**Assignment:**
This exercise needs the listing below duplicated exactly.

---------------

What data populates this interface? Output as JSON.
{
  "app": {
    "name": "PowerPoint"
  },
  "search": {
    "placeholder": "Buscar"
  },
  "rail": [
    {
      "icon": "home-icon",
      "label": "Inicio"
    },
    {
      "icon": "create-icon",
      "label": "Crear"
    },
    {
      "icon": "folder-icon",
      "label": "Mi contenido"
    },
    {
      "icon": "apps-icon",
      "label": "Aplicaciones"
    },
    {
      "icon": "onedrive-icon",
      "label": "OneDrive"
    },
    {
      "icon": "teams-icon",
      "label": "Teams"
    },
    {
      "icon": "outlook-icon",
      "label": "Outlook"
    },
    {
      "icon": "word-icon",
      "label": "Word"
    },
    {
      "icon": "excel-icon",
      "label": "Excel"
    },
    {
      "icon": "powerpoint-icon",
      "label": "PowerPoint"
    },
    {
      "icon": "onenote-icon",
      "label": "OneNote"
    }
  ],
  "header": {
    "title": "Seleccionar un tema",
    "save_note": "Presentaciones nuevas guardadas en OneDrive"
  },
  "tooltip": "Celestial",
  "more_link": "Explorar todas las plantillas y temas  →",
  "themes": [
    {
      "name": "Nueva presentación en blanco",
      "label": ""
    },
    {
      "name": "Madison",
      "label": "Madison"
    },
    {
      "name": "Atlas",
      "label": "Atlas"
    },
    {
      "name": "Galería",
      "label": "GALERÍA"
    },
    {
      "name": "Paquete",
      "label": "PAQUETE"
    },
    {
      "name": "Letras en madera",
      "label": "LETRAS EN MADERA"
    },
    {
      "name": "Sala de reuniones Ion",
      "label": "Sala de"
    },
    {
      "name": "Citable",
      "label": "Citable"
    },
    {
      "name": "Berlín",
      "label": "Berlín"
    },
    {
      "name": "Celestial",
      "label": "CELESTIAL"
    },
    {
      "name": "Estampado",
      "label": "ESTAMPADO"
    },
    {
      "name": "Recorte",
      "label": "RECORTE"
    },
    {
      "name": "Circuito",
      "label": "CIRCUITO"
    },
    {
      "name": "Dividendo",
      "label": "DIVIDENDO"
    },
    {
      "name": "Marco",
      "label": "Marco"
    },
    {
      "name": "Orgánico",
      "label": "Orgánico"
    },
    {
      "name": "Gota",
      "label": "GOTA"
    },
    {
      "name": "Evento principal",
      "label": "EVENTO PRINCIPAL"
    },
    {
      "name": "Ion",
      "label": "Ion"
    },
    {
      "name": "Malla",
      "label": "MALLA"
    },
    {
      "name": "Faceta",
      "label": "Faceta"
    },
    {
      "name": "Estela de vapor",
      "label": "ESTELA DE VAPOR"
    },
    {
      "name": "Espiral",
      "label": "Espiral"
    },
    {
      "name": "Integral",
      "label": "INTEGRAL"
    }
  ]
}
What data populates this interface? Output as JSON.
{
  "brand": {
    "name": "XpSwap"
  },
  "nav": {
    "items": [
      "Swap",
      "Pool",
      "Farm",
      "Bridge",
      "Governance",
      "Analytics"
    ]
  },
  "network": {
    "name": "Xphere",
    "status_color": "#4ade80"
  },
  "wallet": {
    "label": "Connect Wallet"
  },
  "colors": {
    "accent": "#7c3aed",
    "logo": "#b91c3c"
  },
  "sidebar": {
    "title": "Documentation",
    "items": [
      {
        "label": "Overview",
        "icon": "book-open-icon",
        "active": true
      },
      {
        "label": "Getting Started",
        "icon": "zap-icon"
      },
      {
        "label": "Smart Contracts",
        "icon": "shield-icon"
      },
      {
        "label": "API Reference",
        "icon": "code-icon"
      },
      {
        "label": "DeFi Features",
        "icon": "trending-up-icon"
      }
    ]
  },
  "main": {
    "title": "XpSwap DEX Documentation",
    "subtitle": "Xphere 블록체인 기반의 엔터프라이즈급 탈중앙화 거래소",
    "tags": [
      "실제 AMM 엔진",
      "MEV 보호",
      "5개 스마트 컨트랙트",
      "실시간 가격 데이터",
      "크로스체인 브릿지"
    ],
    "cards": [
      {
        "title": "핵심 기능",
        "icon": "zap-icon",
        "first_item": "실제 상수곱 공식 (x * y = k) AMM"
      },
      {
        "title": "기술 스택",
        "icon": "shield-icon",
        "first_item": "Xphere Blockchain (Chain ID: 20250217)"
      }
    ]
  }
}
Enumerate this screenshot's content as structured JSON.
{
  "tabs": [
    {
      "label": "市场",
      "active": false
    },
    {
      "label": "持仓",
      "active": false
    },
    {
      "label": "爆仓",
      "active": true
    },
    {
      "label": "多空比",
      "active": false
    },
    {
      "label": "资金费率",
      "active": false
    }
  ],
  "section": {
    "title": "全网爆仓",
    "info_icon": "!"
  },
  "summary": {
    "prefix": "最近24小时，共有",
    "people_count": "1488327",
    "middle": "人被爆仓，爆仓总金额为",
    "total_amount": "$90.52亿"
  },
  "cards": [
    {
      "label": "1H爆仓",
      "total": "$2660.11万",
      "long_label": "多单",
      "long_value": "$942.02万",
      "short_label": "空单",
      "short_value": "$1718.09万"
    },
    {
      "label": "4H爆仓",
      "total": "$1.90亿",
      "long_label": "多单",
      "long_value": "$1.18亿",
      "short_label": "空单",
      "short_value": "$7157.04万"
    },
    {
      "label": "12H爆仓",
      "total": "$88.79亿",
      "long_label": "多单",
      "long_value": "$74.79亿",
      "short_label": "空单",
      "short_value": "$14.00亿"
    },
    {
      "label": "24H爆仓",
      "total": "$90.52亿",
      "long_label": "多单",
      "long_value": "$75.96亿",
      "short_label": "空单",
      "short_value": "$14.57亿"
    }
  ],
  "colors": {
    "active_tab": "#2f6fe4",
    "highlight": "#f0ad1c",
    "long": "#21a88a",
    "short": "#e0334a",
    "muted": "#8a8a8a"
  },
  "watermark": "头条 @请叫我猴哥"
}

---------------

**Written solution:**
What data populates this interface? Output as JSON.
{
  "app": {
    "name": "PowerPoint"
  },
  "search": {
    "placeholder": "Buscar"
  },
  "rail": [
    {
      "icon": "home-icon",
      "label": "Inicio"
    },
    {
      "icon": "create-icon",
      "label": "Crear"
    },
    {
      "icon": "folder-icon",
      "label": "Mi contenido"
    },
    {
      "icon": "apps-icon",
      "label": "Aplicaciones"
    },
    {
      "icon": "onedrive-icon",
      "label": "OneDrive"
    },
    {
      "icon": "teams-icon",
      "label": "Teams"
    },
    {
      "icon": "outlook-icon",
      "label": "Outlook"
    },
    {
      "icon": "word-icon",
      "label": "Word"
    },
    {
      "icon": "excel-icon",
      "label": "Excel"
    },
    {
      "icon": "powerpoint-icon",
      "label": "PowerPoint"
    },
    {
      "icon": "onenote-icon",
      "label": "OneNote"
    }
  ],
  "header": {
    "title": "Seleccionar un tema",
    "save_note": "Presentaciones nuevas guardadas en OneDrive"
  },
  "tooltip": "Celestial",
  "more_link": "Explorar todas las plantillas y temas  →",
  "themes": [
    {
      "name": "Nueva presentación en blanco",
      "label": ""
    },
    {
      "name": "Madison",
      "label": "Madison"
    },
    {
      "name": "Atlas",
      "label": "Atlas"
    },
    {
      "name": "Galería",
      "label": "GALERÍA"
    },
    {
      "name": "Paquete",
      "label": "PAQUETE"
    },
    {
      "name": "Letras en madera",
      "label": "LETRAS EN MADERA"
    },
    {
      "name": "Sala de reuniones Ion",
      "label": "Sala de"
    },
    {
      "name": "Citable",
      "label": "Citable"
    },
    {
      "name": "Berlín",
      "label": "Berlín"
    },
    {
      "name": "Celestial",
      "label": "CELESTIAL"
    },
    {
      "name": "Estampado",
      "label": "ESTAMPADO"
    },
    {
      "name": "Recorte",
      "label": "RECORTE"
    },
    {
      "name": "Circuito",
      "label": "CIRCUITO"
    },
    {
      "name": "Dividendo",
      "label": "DIVIDENDO"
    },
    {
      "name": "Marco",
      "label": "Marco"
    },
    {
      "name": "Orgánico",
      "label": "Orgánico"
    },
    {
      "name": "Gota",
      "label": "GOTA"
    },
    {
      "name": "Evento principal",
      "label": "EVENTO PRINCIPAL"
    },
    {
      "name": "Ion",
      "label": "Ion"
    },
    {
      "name": "Malla",
      "label": "MALLA"
    },
    {
      "name": "Faceta",
      "label": "Faceta"
    },
    {
      "name": "Estela de vapor",
      "label": "ESTELA DE VAPOR"
    },
    {
      "name": "Espiral",
      "label": "Espiral"
    },
    {
      "name": "Integral",
      "label": "INTEGRAL"
    }
  ]
}
What data populates this interface? Output as JSON.
{
  "brand": {
    "name": "XpSwap"
  },
  "nav": {
    "items": [
      "Swap",
      "Pool",
      "Farm",
      "Bridge",
      "Governance",
      "Analytics"
    ]
  },
  "network": {
    "name": "Xphere",
    "status_color": "#4ade80"
  },
  "wallet": {
    "label": "Connect Wallet"
  },
  "colors": {
    "accent": "#7c3aed",
    "logo": "#b91c3c"
  },
  "sidebar": {
    "title": "Documentation",
    "items": [
      {
        "label": "Overview",
        "icon": "book-open-icon",
        "active": true
      },
      {
        "label": "Getting Started",
        "icon": "zap-icon"
      },
      {
        "label": "Smart Contracts",
        "icon": "shield-icon"
      },
      {
        "label": "API Reference",
        "icon": "code-icon"
      },
      {
        "label": "DeFi Features",
        "icon": "trending-up-icon"
      }
    ]
  },
  "main": {
    "title": "XpSwap DEX Documentation",
    "subtitle": "Xphere 블록체인 기반의 엔터프라이즈급 탈중앙화 거래소",
    "tags": [
      "실제 AMM 엔진",
      "MEV 보호",
      "5개 스마트 컨트랙트",
      "실시간 가격 데이터",
      "크로스체인 브릿지"
    ],
    "cards": [
      {
        "title": "핵심 기능",
        "icon": "zap-icon",
        "first_item": "실제 상수곱 공식 (x * y = k) AMM"
      },
      {
        "title": "기술 스택",
        "icon": "shield-icon",
        "first_item": "Xphere Blockchain (Chain ID: 20250217)"
      }
    ]
  }
}
Enumerate this screenshot's content as structured JSON.
{
  "tabs": [
    {
      "label": "市场",
      "active": false
    },
    {
      "label": "持仓",
      "active": false
    },
    {
      "label": "爆仓",
      "active": true
    },
    {
      "label": "多空比",
      "active": false
    },
    {
      "label": "资金费率",
      "active": false
    }
  ],
  "section": {
    "title": "全网爆仓",
    "info_icon": "!"
  },
  "summary": {
    "prefix": "最近24小时，共有",
    "people_count": "1488327",
    "middle": "人被爆仓，爆仓总金额为",
    "total_amount": "$90.52亿"
  },
  "cards": [
    {
      "label": "1H爆仓",
      "total": "$2660.11万",
      "long_label": "多单",
      "long_value": "$942.02万",
      "short_label": "空单",
      "short_value": "$1718.09万"
    },
    {
      "label": "4H爆仓",
      "total": "$1.90亿",
      "long_label": "多单",
      "long_value": "$1.18亿",
      "short_label": "空单",
      "short_value": "$7157.04万"
    },
    {
      "label": "12H爆仓",
      "total": "$88.79亿",
      "long_label": "多单",
      "long_value": "$74.79亿",
      "short_label": "空单",
      "short_value": "$14.00亿"
    },
    {
      "label": "24H爆仓",
      "total": "$90.52亿",
      "long_label": "多单",
      "long_value": "$75.96亿",
      "short_label": "空单",
      "short_value": "$14.57亿"
    }
  ],
  "colors": {
    "active_tab": "#2f6fe4",
    "highlight": "#f0ad1c",
    "long": "#21a88a",
    "short": "#e0334a",
    "muted": "#8a8a8a"
  },
  "watermark": "头条 @请叫我猴哥"
}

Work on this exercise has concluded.